Mindright are offering both telehealth and in person consultations during COVID-19. Please contact the practice for more information.
Clinical psychologists are specialists in the assessment, diagnosis and treatment of psychological and mental health problems. They work with adults, children and teenagers and are trained to provide a range of evidence-based techniques and therapies such as cognitive behaviour therapy (CBT). Clinical psychologists use psychological theory and research to provide a tailored intervention for each client.
The Clinical Psychologists at Mindright have completed a Masters, Doctorate, or PhD in Clinical Psychology, as well as ongoing professional development and skills training. They are highly qualified and experienced health care providers who have demonstrated expertise in the treatment of a wide variety of mental health concerns and work collaboratively with other treating health professionals, such as General Practitioners (GPs), to ensure that clients receive optimal care.
Couple Therapy Services
In addition to our clinical psychologists providing individual therapy at Mindright, Dr Mary Cantrill is a social worker and couple therapist specialising in providing support and intervention to couples experiencing relationship difficulties. Dr Cantrill also provides family therapy and relationship mediation for adults processing issues in their family relationships.
Mindright specialise in the assessment and treatment of:
Cognitive Behaviour Therapy (CBT)
CBT is a well validated treatment for a wide range of difficulties including depression and anxiety. CBT emphasises the link between thoughts, feelings, and behaviours. Negative or unhelpful thoughts can cause self-destructive feelings and behaviours. CBT is about becoming aware of these unhelpful patterns and then challenging them to create more helpful thoughts, which can help to improve mood or reduce anxiety. CBT also aims to increase behavioural skills to better manage difficulties, such as behavioural activation,problem solving, goal setting, relaxation training, communication skills and exposure therapy.
CBT focuses on ways to implement strategies into your daily life to improve your mental health and reduce psychological difficulties.

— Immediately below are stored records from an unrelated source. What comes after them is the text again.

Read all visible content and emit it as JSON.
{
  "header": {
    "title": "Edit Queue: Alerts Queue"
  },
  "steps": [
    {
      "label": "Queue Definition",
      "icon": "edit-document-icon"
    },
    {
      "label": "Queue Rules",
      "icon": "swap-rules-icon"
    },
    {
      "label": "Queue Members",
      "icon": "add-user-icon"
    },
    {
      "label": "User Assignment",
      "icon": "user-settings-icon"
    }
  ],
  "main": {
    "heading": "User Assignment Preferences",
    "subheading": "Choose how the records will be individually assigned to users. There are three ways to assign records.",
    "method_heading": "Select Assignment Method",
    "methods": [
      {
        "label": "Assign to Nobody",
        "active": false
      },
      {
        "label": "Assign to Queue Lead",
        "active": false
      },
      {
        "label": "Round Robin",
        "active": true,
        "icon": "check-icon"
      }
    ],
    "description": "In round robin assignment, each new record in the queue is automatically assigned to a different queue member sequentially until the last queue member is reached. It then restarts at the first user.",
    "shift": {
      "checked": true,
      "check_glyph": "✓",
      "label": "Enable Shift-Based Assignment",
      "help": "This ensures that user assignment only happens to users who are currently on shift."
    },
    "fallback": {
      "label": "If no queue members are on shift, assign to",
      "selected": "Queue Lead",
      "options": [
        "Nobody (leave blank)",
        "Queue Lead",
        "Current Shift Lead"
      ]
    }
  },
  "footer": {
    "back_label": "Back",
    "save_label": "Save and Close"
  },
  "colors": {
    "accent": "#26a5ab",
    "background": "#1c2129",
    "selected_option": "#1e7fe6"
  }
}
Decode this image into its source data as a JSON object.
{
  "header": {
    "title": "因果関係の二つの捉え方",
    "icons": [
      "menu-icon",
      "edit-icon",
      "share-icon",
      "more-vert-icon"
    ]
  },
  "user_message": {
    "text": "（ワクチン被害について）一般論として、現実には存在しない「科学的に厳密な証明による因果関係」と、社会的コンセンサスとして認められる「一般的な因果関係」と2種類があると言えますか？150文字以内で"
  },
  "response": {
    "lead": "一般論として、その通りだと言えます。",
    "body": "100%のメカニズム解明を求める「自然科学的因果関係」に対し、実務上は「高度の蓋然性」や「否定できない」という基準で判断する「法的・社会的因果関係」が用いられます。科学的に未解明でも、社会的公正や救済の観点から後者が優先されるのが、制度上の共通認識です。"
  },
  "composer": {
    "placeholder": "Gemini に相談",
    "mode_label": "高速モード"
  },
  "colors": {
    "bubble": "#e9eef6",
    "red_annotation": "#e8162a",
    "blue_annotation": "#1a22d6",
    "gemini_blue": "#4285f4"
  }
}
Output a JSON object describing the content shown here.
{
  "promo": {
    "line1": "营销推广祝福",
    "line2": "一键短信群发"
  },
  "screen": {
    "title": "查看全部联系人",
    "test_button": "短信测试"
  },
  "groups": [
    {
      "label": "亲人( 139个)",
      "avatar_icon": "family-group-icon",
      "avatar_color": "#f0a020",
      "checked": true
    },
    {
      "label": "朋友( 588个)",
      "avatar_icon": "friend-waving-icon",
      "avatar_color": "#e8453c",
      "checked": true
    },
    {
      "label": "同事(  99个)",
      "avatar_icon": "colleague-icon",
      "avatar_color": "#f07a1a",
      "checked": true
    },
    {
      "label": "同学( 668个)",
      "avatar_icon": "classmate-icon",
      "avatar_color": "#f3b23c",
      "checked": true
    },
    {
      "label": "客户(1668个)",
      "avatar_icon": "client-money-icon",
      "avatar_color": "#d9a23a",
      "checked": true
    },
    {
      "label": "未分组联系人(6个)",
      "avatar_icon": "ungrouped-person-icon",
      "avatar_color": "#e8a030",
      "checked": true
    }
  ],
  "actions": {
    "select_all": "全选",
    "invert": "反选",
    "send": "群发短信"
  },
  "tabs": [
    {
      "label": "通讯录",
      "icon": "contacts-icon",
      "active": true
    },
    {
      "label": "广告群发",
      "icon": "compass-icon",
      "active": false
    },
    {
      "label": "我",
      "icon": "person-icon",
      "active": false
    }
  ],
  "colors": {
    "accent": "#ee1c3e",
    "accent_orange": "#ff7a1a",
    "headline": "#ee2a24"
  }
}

CBT is typically delivered within 10-12 treatment sessions and works especially well for clients presenting with acute psychological difficulties.
Acceptance and Commitment Therapy (ACT)
ACT is an internationally recognised and validated therapy model that focuses on letting go of fusion or attachment to thoughts, embracing the present moment, and engaging in effective patterns of behavioral action to move toward value-based goals. The idea is that life can be painful, and attempts to reduce pain through control and avoidance only result in additional unnecessary suffering. The ultimate goal of practicing the basic principles of ACT is to build a rich, vibrant, and meaningful life while accepting the inevitable pain that comes with it. ACT is a good adjunct to CBT therapy for clients experiencing depression, anxiety and a range of other psychological difficulties.
Dialectical Behaviour Therapy (DBT)
DBT is a skill-based behavioural therapeutic approach that has demonstrated strong research support for the effective treatment of Borderline Personality Disorder (BPD), which often involves self-injurious behaviors, dichotomous thinking, and labile moods. DBT is often recommended for clients presenting with acute difficulties with regulating his/her emotions and high levels of distress. DBT interventions and skills are encapsulated within four modules: mindfulness, distress tolerance, emotion regulation, and interpersonal effectiveness.
Couple Therapy works with both partners to identify factors contributing to problems in the relationship and provides the space to process these difficulties to better understand each other’s experience and to collaborate on ways in which these difficulties can be better managed either through strategies and intervention or through respecting differences. Common problems that bring couples to therapy for counselling include communication difficulties and conflict, trust, infidelity, disconnection in the relationship, unfulfilled emotional needs, stress in the family system and supporting a partner with significant psychological difficulties. The couple therapy is neutral in the therapeutic relationship and works for the best interests of the couple, not an individual.